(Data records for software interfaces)
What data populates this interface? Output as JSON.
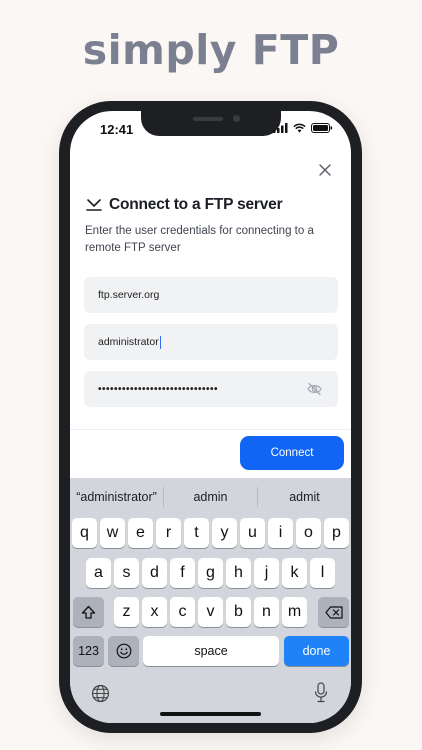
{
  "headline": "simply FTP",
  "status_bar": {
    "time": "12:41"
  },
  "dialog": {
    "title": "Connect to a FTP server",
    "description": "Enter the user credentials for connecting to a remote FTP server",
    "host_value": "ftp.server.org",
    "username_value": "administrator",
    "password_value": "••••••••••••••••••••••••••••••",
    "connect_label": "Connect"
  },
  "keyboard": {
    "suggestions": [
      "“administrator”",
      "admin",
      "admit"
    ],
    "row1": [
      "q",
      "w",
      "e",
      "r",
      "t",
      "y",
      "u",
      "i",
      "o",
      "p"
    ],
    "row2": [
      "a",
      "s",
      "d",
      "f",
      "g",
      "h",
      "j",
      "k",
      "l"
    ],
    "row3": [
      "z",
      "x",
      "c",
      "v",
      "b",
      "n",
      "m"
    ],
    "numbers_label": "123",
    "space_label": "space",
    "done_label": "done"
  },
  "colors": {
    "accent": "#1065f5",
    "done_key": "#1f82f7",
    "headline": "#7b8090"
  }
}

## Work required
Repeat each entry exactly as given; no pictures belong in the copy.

## Task answer
What data populates this interface? Output as JSON.
{
  "headline": "simply FTP",
  "status_bar": {
    "time": "12:41"
  },
  "dialog": {
    "title": "Connect to a FTP server",
    "description": "Enter the user credentials for connecting to a remote FTP server",
    "host_value": "ftp.server.org",
    "username_value": "administrator",
    "password_value": "••••••••••••••••••••••••••••••",
    "connect_label": "Connect"
  },
  "keyboard": {
    "suggestions": [
      "“administrator”",
      "admin",
      "admit"
    ],
    "row1": [
      "q",
      "w",
      "e",
      "r",
      "t",
      "y",
      "u",
      "i",
      "o",
      "p"
    ],
    "row2": [
      "a",
      "s",
      "d",
      "f",
      "g",
      "h",
      "j",
      "k",
      "l"
    ],
    "row3": [
      "z",
      "x",
      "c",
      "v",
      "b",
      "n",
      "m"
    ],
    "numbers_label": "123",
    "space_label": "space",
    "done_label": "done"
  },
  "colors": {
    "accent": "#1065f5",
    "done_key": "#1f82f7",
    "headline": "#7b8090"
  }
}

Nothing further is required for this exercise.